Your assignment: Each entry must be written out again exactly as it stands.

Extracted material:
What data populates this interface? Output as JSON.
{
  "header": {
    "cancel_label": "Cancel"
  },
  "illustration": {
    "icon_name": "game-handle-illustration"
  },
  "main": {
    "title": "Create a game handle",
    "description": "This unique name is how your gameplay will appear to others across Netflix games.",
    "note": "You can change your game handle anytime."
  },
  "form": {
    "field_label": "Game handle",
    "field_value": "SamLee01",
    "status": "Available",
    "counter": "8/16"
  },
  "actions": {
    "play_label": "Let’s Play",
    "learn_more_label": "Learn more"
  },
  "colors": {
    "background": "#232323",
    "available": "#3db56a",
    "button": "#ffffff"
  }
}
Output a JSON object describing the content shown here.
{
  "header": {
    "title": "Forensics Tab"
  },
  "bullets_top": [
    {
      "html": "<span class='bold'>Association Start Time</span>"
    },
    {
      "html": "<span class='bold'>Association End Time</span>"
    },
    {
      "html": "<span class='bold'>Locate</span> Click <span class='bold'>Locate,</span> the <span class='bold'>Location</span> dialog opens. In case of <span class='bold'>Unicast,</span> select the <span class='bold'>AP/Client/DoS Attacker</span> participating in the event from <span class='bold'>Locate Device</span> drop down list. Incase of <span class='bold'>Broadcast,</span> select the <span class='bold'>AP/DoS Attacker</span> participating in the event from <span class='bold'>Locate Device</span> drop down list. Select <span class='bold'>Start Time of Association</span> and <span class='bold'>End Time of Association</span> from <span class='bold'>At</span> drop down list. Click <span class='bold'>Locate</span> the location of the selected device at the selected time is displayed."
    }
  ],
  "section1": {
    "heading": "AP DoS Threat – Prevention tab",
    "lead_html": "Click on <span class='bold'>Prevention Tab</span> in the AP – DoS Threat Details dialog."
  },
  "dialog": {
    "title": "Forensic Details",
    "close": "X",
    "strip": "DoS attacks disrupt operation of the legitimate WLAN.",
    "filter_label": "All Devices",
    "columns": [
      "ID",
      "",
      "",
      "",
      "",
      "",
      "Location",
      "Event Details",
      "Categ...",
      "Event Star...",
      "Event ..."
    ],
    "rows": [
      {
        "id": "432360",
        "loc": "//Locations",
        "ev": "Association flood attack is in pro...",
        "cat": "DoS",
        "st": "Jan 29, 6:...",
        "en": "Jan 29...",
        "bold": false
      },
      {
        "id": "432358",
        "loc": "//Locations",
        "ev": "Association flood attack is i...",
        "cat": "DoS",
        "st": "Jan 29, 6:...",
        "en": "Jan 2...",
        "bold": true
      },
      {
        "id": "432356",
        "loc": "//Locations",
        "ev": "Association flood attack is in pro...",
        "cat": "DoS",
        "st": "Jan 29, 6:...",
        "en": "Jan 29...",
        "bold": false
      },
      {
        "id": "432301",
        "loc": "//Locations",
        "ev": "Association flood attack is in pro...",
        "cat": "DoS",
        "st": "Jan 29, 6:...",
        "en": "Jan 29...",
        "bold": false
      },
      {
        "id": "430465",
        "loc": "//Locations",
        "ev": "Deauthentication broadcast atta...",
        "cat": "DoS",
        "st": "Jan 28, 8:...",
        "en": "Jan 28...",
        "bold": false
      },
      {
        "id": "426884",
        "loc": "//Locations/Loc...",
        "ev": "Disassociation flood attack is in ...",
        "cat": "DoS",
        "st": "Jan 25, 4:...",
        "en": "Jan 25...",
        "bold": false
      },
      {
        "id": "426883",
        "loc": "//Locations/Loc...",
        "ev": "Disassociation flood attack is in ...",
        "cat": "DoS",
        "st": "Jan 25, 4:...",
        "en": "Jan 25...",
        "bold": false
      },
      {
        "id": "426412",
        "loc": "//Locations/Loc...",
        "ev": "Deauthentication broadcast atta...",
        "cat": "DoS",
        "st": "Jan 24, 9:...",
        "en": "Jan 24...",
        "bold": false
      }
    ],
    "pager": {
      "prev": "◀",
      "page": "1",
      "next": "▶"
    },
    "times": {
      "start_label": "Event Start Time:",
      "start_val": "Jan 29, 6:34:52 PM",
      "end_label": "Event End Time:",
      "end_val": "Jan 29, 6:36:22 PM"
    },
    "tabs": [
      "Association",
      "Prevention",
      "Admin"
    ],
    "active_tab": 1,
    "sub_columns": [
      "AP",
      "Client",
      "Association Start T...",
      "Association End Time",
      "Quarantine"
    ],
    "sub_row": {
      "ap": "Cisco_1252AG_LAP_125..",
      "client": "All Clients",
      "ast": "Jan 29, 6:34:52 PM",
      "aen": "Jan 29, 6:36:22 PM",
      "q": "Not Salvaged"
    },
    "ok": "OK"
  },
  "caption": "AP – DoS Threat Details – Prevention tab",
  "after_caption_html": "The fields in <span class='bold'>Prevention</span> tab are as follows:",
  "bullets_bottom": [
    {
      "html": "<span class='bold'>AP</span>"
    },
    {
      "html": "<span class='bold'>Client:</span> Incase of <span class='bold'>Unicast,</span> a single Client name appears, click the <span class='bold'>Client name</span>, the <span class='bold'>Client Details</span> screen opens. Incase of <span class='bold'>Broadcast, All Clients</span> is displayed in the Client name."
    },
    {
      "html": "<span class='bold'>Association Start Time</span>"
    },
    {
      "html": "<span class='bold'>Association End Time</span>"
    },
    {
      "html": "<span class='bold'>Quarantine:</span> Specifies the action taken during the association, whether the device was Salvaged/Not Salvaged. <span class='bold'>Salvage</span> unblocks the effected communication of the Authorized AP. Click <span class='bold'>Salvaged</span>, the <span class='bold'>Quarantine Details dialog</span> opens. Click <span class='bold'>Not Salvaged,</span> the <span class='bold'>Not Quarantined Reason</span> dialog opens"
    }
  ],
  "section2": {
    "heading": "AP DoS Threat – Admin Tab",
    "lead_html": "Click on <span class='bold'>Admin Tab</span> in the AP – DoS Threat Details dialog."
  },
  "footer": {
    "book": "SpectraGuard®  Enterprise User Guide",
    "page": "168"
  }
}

Exercise result:
What data populates this interface? Output as JSON.
{
  "header": {
    "cancel_label": "Cancel"
  },
  "illustration": {
    "icon_name": "game-handle-illustration"
  },
  "main": {
    "title": "Create a game handle",
    "description": "This unique name is how your gameplay will appear to others across Netflix games.",
    "note": "You can change your game handle anytime."
  },
  "form": {
    "field_label": "Game handle",
    "field_value": "SamLee01",
    "status": "Available",
    "counter": "8/16"
  },
  "actions": {
    "play_label": "Let’s Play",
    "learn_more_label": "Learn more"
  },
  "colors": {
    "background": "#232323",
    "available": "#3db56a",
    "button": "#ffffff"
  }
}
Output a JSON object describing the content shown here.
{
  "header": {
    "title": "Forensics Tab"
  },
  "bullets_top": [
    {
      "html": "<span class='bold'>Association Start Time</span>"
    },
    {
      "html": "<span class='bold'>Association End Time</span>"
    },
    {
      "html": "<span class='bold'>Locate</span> Click <span class='bold'>Locate,</span> the <span class='bold'>Location</span> dialog opens. In case of <span class='bold'>Unicast,</span> select the <span class='bold'>AP/Client/DoS Attacker</span> participating in the event from <span class='bold'>Locate Device</span> drop down list. Incase of <span class='bold'>Broadcast,</span> select the <span class='bold'>AP/DoS Attacker</span> participating in the event from <span class='bold'>Locate Device</span> drop down list. Select <span class='bold'>Start Time of Association</span> and <span class='bold'>End Time of Association</span> from <span class='bold'>At</span> drop down list. Click <span class='bold'>Locate</span> the location of the selected device at the selected time is displayed."
    }
  ],
  "section1": {
    "heading": "AP DoS Threat – Prevention tab",
    "lead_html": "Click on <span class='bold'>Prevention Tab</span> in the AP – DoS Threat Details dialog."
  },
  "dialog": {
    "title": "Forensic Details",
    "close": "X",
    "strip": "DoS attacks disrupt operation of the legitimate WLAN.",
    "filter_label": "All Devices",
    "columns": [
      "ID",
      "",
      "",
      "",
      "",
      "",
      "Location",
      "Event Details",
      "Categ...",
      "Event Star...",
      "Event ..."
    ],
    "rows": [
      {
        "id": "432360",
        "loc": "//Locations",
        "ev": "Association flood attack is in pro...",
        "cat": "DoS",
        "st": "Jan 29, 6:...",
        "en": "Jan 29...",
        "bold": false
      },
      {
        "id": "432358",
        "loc": "//Locations",
        "ev": "Association flood attack is i...",
        "cat": "DoS",
        "st": "Jan 29, 6:...",
        "en": "Jan 2...",
        "bold": true
      },
      {
        "id": "432356",
        "loc": "//Locations",
        "ev": "Association flood attack is in pro...",
        "cat": "DoS",
        "st": "Jan 29, 6:...",
        "en": "Jan 29...",
        "bold": false
      },
      {
        "id": "432301",
        "loc": "//Locations",
        "ev": "Association flood attack is in pro...",
        "cat": "DoS",
        "st": "Jan 29, 6:...",
        "en": "Jan 29...",
        "bold": false
      },
      {
        "id": "430465",
        "loc": "//Locations",
        "ev": "Deauthentication broadcast atta...",
        "cat": "DoS",
        "st": "Jan 28, 8:...",
        "en": "Jan 28...",
        "bold": false
      },
      {
        "id": "426884",
        "loc": "//Locations/Loc...",
        "ev": "Disassociation flood attack is in ...",
        "cat": "DoS",
        "st": "Jan 25, 4:...",
        "en": "Jan 25...",
        "bold": false
      },
      {
        "id": "426883",
        "loc": "//Locations/Loc...",
        "ev": "Disassociation flood attack is in ...",
        "cat": "DoS",
        "st": "Jan 25, 4:...",
        "en": "Jan 25...",
        "bold": false
      },
      {
        "id": "426412",
        "loc": "//Locations/Loc...",
        "ev": "Deauthentication broadcast atta...",
        "cat": "DoS",
        "st": "Jan 24, 9:...",
        "en": "Jan 24...",
        "bold": false
      }
    ],
    "pager": {
      "prev": "◀",
      "page": "1",
      "next": "▶"
    },
    "times": {
      "start_label": "Event Start Time:",
      "start_val": "Jan 29, 6:34:52 PM",
      "end_label": "Event End Time:",
      "end_val": "Jan 29, 6:36:22 PM"
    },
    "tabs": [
      "Association",
      "Prevention",
      "Admin"
    ],
    "active_tab": 1,
    "sub_columns": [
      "AP",
      "Client",
      "Association Start T...",
      "Association End Time",
      "Quarantine"
    ],
    "sub_row": {
      "ap": "Cisco_1252AG_LAP_125..",
      "client": "All Clients",
      "ast": "Jan 29, 6:34:52 PM",
      "aen": "Jan 29, 6:36:22 PM",
      "q": "Not Salvaged"
    },
    "ok": "OK"
  },
  "caption": "AP – DoS Threat Details – Prevention tab",
  "after_caption_html": "The fields in <span class='bold'>Prevention</span> tab are as follows:",
  "bullets_bottom": [
    {
      "html": "<span class='bold'>AP</span>"
    },
    {
      "html": "<span class='bold'>Client:</span> Incase of <span class='bold'>Unicast,</span> a single Client name appears, click the <span class='bold'>Client name</span>, the <span class='bold'>Client Details</span> screen opens. Incase of <span class='bold'>Broadcast, All Clients</span> is displayed in the Client name."
    },
    {
      "html": "<span class='bold'>Association Start Time</span>"
    },
    {
      "html": "<span class='bold'>Association End Time</span>"
    },
    {
      "html": "<span class='bold'>Quarantine:</span> Specifies the action taken during the association, whether the device was Salvaged/Not Salvaged. <span class='bold'>Salvage</span> unblocks the effected communication of the Authorized AP. Click <span class='bold'>Salvaged</span>, the <span class='bold'>Quarantine Details dialog</span> opens. Click <span class='bold'>Not Salvaged,</span> the <span class='bold'>Not Quarantined Reason</span> dialog opens"
    }
  ],
  "section2": {
    "heading": "AP DoS Threat – Admin Tab",
    "lead_html": "Click on <span class='bold'>Admin Tab</span> in the AP – DoS Threat Details dialog."
  },
  "footer": {
    "book": "SpectraGuard®  Enterprise User Guide",
    "page": "168"
  }
}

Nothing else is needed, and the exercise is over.